Amaka Umeh takes on the lead role is this stage adaptation, and with some luck she might be going in the same direction as Whoopi. Umeh’s stage presence is commandeering, and her strong vocals hold themselves alone, on top of the acting. This holds true for several others in the cast as well, such as Autumn-Joy Dames, playing Sister Mary Robert, and Amy Holden, as Mother Superior.  The male characters also held there own as well, even though they are cast more as secondary characters.

Overall the slapstick humour works for a while, but does tire a bit during this two-and-a-half hour production. There’s a couple times where the cast are obviously trying to ignite the audience, perhaps to make sure they’re still with them. One thing I’d like to see removed from the production is the use of replicated handguns and gun shots. I’m not a fan of any form of violence, and I see guns as violence, not entertainment. I know it’s part of the original script, but perhaps these scenes could be done as slapstick humour, similar to a couple other scenes done that way. A simple pointing of the finger, with a vocalized “Bang-Bang” would do the trick just as well as overly loud “gun shots”.

On Stage until January 29th, 2017.

Both of these productions  are Joseph Patrick Presents who seems to be putting on the great majority of shows here. They’re also presenting “Avenue Q“, the third production currently playing, which I haven’t had a chance to see yet.

LOWER OSSINGTON THEATRE
100A Ossington Avenue
Toronto, ON M6J 2Z4
Phone: +1 416-915-6747 BOX OFFICE 1-888-324-6282 

www.lowerossingtontheatre.com

Joseph Patrick Presents are also the brains behind the very popular Golden  puppet parody, “Thank You For Being A Friend“. And guess what? As soon as you can say ho-ho-ho, it’s a new year, and the next celebration is Valentine’s Day. There’s no better date night than spending it with The Golden Girls, and yes, they’re coming back to the stage starting February 1oth at Toronto’s Theatre for the Performing Arts. Book Pre-Sale Tickets Now

 
 

 

 

On stage Feb 10 – Mar 5

Nightly Fri-Sat 8:00PM
Matinees Sat, Sun 3:30PM
Tickets from $69.99

About the Author
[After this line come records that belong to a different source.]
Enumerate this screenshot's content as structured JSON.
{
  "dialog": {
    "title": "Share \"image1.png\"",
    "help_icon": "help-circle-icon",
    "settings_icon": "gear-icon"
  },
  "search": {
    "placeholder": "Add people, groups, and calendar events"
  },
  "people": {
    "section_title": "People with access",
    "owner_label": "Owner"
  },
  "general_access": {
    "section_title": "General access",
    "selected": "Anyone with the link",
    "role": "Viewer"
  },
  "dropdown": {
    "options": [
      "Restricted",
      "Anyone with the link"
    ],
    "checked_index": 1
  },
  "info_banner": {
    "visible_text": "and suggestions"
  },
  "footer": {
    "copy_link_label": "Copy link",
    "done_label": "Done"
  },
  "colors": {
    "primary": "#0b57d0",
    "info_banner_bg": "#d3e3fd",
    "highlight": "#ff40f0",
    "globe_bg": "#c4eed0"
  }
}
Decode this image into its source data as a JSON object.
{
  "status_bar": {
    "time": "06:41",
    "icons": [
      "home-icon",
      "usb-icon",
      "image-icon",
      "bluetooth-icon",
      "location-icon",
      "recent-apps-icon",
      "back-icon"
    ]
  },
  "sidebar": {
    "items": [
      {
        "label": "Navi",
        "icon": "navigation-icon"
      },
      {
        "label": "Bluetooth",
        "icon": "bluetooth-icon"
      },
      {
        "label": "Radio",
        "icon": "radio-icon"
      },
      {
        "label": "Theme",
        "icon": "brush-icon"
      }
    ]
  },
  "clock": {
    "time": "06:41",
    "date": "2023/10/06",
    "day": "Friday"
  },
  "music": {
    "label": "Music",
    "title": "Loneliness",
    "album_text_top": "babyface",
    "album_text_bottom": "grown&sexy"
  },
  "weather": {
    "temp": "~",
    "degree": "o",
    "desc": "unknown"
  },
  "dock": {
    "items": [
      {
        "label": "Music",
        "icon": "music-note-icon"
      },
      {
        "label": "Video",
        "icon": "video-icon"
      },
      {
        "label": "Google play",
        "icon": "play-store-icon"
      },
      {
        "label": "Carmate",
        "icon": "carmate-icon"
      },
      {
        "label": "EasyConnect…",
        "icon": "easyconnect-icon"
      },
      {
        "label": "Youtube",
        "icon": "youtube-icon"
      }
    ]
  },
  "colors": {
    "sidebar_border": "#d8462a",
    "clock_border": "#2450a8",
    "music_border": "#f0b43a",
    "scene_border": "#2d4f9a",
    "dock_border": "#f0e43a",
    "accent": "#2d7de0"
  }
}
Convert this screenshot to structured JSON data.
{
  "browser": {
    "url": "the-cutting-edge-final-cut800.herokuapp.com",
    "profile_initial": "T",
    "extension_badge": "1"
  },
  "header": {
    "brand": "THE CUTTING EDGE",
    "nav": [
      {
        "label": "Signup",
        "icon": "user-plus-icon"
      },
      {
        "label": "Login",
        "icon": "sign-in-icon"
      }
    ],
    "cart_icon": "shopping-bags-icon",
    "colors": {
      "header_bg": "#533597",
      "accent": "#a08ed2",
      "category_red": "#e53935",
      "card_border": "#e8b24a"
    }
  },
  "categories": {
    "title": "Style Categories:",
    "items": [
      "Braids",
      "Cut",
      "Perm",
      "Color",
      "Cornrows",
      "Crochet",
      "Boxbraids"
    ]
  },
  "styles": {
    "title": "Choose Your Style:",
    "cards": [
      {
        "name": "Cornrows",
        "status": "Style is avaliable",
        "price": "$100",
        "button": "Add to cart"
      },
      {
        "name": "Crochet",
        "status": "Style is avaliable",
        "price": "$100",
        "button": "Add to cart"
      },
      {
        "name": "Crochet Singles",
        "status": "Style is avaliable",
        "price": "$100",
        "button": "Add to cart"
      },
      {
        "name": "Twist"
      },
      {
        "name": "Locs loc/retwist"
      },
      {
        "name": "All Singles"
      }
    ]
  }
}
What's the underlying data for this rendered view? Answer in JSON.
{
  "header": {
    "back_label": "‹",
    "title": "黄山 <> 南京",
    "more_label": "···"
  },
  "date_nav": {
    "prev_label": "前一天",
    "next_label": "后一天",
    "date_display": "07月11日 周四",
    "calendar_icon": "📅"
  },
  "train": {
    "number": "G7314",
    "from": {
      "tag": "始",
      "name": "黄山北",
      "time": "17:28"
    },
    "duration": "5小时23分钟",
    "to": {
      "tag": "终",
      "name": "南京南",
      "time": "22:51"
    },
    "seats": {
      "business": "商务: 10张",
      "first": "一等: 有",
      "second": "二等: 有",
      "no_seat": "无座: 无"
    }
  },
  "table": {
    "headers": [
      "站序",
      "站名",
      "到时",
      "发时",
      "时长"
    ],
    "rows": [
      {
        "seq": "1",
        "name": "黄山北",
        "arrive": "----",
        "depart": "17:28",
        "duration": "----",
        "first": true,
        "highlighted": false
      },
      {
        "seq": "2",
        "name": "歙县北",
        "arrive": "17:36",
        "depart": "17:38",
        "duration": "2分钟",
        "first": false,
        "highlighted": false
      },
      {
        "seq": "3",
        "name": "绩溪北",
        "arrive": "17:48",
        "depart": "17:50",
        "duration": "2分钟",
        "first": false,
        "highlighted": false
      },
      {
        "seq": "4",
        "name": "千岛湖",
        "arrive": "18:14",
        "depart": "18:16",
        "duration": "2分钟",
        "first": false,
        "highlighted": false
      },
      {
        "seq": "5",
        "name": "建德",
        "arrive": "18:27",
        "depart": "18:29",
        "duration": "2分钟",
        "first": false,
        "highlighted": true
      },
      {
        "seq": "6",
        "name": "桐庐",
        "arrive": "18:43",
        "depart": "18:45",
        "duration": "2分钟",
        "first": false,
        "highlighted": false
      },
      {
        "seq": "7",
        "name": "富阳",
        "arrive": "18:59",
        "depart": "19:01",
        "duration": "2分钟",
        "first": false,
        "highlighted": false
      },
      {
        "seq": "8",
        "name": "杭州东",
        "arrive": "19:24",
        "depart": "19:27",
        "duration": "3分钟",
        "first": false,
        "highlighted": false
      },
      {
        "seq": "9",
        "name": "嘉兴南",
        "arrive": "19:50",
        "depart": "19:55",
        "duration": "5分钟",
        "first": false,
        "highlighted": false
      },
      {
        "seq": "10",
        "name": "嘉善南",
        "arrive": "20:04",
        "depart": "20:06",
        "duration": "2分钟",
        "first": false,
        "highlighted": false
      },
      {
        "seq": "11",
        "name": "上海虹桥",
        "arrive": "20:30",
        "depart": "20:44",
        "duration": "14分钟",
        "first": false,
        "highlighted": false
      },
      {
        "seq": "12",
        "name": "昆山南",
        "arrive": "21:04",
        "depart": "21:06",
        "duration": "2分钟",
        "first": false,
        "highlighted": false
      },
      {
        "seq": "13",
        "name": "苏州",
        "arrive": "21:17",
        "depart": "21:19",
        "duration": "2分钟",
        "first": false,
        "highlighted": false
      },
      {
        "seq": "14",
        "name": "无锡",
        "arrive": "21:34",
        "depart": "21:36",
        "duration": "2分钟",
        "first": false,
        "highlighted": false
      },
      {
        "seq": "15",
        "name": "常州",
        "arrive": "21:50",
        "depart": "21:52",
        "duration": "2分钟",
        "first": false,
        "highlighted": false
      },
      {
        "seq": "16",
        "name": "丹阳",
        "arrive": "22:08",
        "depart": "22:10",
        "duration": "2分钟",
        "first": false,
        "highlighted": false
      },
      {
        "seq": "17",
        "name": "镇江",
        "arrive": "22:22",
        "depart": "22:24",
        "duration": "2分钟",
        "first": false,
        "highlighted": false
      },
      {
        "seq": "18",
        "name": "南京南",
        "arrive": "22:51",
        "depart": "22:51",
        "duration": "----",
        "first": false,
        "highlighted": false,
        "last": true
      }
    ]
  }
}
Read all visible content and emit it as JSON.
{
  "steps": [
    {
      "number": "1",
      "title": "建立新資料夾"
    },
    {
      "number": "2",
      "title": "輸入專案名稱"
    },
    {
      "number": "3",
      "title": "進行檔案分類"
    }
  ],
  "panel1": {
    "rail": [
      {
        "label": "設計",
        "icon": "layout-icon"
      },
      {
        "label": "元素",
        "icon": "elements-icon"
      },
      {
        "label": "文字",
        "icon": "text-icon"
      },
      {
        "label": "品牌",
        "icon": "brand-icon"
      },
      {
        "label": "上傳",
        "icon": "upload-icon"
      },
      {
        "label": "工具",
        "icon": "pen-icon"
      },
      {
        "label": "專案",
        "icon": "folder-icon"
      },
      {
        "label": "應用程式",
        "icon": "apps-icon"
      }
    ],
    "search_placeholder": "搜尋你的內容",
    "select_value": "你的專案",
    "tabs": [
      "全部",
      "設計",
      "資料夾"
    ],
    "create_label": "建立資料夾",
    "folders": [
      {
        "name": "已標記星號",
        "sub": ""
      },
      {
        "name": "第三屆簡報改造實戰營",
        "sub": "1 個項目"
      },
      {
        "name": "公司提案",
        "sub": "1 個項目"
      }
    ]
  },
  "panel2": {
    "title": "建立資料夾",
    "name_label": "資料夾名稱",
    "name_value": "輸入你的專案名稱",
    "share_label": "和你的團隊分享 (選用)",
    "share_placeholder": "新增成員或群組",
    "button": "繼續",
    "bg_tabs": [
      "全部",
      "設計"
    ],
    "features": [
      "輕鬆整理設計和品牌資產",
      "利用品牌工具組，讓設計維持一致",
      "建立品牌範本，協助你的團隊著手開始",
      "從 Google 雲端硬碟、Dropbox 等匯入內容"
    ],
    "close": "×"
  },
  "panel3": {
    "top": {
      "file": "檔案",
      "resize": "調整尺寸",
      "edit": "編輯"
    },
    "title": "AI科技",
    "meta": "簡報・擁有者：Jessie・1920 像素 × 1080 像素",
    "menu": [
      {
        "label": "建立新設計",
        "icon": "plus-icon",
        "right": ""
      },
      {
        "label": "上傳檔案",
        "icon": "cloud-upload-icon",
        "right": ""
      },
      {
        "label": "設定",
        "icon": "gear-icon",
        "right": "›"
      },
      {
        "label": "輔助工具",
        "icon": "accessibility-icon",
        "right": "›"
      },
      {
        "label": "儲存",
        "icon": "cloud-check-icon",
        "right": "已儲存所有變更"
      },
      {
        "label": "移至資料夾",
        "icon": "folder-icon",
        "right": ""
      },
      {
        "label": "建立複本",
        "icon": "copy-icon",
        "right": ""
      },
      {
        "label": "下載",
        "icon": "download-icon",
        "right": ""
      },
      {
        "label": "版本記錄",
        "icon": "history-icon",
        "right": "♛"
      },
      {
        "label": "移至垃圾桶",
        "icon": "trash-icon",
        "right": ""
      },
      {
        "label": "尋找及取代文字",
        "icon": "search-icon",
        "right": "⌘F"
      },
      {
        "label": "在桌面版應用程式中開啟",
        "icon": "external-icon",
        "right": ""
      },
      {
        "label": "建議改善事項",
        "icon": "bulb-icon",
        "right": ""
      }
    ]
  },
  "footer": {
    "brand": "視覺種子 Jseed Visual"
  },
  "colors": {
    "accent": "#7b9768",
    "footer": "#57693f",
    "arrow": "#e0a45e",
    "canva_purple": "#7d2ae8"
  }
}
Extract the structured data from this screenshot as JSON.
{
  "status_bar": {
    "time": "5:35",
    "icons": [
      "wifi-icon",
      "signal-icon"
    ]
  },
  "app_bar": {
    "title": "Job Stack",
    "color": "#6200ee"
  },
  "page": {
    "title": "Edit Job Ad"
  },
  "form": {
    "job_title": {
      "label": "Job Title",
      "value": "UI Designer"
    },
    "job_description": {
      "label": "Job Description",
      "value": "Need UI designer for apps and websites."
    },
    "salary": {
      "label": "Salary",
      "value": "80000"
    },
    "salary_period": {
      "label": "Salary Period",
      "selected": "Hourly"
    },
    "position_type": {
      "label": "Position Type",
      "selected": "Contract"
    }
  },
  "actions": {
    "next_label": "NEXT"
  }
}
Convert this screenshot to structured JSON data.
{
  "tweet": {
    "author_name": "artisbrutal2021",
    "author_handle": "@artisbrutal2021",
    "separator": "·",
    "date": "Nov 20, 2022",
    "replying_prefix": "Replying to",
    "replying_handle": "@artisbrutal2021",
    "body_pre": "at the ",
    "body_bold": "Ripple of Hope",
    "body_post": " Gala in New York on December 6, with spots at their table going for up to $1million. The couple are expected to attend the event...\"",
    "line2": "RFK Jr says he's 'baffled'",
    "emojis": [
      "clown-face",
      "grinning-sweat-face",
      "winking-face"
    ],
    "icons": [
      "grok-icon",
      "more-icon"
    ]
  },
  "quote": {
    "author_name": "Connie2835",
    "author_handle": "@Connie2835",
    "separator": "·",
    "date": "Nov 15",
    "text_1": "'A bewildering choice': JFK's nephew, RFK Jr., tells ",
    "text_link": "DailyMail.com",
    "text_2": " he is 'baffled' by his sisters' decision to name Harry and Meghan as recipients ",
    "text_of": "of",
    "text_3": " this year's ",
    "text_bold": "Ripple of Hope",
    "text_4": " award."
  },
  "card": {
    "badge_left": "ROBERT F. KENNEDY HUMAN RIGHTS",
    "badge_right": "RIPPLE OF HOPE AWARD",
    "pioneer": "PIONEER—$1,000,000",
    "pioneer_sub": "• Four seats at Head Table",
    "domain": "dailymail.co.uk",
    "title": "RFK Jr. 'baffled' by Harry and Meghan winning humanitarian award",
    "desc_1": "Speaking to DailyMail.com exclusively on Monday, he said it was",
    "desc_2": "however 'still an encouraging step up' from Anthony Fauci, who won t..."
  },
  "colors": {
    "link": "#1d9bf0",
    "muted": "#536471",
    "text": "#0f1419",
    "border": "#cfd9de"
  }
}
Bryen Dunn is a freelance journalist with a focus on travel, lifestyle, entertainment and hospitality. He has an extensive portfolio of celebrity interviews with musicians, actors and other public personalities. He enjoys discovering delicious eats, tasting spirited treats, and being mesmerized by musical beats.